• [Recorded information]
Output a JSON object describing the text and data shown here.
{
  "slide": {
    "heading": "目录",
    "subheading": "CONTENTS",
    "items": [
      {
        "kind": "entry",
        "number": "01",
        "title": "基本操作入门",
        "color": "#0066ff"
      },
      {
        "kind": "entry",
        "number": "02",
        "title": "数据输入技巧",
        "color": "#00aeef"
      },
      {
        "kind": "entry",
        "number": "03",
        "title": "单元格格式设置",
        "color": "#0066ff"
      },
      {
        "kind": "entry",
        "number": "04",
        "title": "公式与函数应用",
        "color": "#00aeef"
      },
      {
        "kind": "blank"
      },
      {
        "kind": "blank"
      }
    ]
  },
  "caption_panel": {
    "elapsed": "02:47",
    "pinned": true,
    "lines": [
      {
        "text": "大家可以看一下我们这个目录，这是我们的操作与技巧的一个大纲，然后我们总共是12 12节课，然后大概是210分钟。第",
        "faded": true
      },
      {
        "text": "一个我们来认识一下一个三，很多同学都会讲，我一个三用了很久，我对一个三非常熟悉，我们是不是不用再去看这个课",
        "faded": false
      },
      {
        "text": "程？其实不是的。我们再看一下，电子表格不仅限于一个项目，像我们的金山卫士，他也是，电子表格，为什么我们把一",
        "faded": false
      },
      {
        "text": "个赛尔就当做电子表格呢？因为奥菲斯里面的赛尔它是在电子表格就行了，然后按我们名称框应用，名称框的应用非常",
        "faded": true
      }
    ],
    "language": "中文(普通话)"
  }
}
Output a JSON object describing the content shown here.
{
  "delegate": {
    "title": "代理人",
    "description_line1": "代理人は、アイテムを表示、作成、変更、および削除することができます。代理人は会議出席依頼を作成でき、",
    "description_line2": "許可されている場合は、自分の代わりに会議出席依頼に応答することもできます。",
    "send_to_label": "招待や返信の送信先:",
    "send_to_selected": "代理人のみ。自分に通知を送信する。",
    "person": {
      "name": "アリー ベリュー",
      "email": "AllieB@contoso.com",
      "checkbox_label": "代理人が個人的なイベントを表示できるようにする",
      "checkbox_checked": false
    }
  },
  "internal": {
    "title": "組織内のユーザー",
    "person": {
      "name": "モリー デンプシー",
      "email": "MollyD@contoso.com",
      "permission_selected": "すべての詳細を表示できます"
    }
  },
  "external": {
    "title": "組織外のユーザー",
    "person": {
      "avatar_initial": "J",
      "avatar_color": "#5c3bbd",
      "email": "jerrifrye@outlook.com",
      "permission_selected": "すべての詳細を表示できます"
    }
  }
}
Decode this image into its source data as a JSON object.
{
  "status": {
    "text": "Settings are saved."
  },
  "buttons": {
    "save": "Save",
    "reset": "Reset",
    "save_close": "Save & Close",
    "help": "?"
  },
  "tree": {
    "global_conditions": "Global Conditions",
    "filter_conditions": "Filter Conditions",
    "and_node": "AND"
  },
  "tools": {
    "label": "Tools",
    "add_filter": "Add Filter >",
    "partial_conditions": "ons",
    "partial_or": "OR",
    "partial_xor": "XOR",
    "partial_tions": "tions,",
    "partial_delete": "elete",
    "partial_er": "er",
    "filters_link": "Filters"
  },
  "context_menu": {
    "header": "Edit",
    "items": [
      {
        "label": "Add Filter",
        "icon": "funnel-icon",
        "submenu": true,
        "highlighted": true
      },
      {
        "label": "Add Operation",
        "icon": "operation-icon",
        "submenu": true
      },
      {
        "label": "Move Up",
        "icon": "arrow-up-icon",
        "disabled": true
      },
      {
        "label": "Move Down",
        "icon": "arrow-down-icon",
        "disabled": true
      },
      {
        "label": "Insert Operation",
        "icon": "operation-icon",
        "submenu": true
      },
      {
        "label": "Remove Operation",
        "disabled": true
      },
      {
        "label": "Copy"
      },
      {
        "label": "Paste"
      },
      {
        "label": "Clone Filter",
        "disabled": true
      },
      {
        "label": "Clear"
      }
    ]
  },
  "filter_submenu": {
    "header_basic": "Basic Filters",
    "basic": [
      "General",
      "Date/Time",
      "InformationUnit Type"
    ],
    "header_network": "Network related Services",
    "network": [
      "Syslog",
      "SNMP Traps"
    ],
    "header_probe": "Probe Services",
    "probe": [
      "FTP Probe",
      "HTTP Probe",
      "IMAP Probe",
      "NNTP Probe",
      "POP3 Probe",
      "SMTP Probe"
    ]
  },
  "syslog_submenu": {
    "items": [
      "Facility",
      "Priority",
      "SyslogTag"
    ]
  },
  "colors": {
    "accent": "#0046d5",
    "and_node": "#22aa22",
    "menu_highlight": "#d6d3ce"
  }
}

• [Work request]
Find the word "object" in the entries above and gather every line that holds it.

• [Task solution]
Output a JSON object describing the text and data shown here.
Output a JSON object describing the content shown here.
Decode this image into its source data as a JSON object.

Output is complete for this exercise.